Top of Source material

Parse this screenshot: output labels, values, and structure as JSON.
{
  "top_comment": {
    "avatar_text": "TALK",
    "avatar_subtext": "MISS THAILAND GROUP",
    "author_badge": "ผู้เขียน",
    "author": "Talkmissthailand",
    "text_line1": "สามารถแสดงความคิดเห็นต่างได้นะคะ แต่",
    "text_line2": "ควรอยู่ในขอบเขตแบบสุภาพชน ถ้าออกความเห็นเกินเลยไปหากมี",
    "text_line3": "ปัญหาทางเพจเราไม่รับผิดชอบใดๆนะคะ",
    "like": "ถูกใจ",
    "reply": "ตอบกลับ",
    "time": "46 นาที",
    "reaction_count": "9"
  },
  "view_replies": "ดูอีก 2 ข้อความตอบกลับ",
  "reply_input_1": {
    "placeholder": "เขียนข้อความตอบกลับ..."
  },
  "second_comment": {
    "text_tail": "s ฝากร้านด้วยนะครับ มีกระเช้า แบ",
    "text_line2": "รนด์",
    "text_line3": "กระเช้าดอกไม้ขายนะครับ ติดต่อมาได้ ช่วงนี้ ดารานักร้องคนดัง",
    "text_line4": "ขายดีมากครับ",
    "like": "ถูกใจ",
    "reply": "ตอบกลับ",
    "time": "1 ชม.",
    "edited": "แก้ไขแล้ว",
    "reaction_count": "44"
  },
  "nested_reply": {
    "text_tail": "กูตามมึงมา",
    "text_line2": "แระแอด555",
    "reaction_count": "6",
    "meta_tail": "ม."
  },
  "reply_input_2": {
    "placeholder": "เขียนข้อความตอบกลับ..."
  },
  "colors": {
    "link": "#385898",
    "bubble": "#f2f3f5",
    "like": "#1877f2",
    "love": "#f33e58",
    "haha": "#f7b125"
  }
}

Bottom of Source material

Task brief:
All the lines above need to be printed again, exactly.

Solution to this exercise:
Parse this screenshot: output labels, values, and structure as JSON.
{
  "top_comment": {
    "avatar_text": "TALK",
    "avatar_subtext": "MISS THAILAND GROUP",
    "author_badge": "ผู้เขียน",
    "author": "Talkmissthailand",
    "text_line1": "สามารถแสดงความคิดเห็นต่างได้นะคะ แต่",
    "text_line2": "ควรอยู่ในขอบเขตแบบสุภาพชน ถ้าออกความเห็นเกินเลยไปหากมี",
    "text_line3": "ปัญหาทางเพจเราไม่รับผิดชอบใดๆนะคะ",
    "like": "ถูกใจ",
    "reply": "ตอบกลับ",
    "time": "46 นาที",
    "reaction_count": "9"
  },
  "view_replies": "ดูอีก 2 ข้อความตอบกลับ",
  "reply_input_1": {
    "placeholder": "เขียนข้อความตอบกลับ..."
  },
  "second_comment": {
    "text_tail": "s ฝากร้านด้วยนะครับ มีกระเช้า แบ",
    "text_line2": "รนด์",
    "text_line3": "กระเช้าดอกไม้ขายนะครับ ติดต่อมาได้ ช่วงนี้ ดารานักร้องคนดัง",
    "text_line4": "ขายดีมากครับ",
    "like": "ถูกใจ",
    "reply": "ตอบกลับ",
    "time": "1 ชม.",
    "edited": "แก้ไขแล้ว",
    "reaction_count": "44"
  },
  "nested_reply": {
    "text_tail": "กูตามมึงมา",
    "text_line2": "แระแอด555",
    "reaction_count": "6",
    "meta_tail": "ม."
  },
  "reply_input_2": {
    "placeholder": "เขียนข้อความตอบกลับ..."
  },
  "colors": {
    "link": "#385898",
    "bubble": "#f2f3f5",
    "like": "#1877f2",
    "love": "#f33e58",
    "haha": "#f7b125"
  }
}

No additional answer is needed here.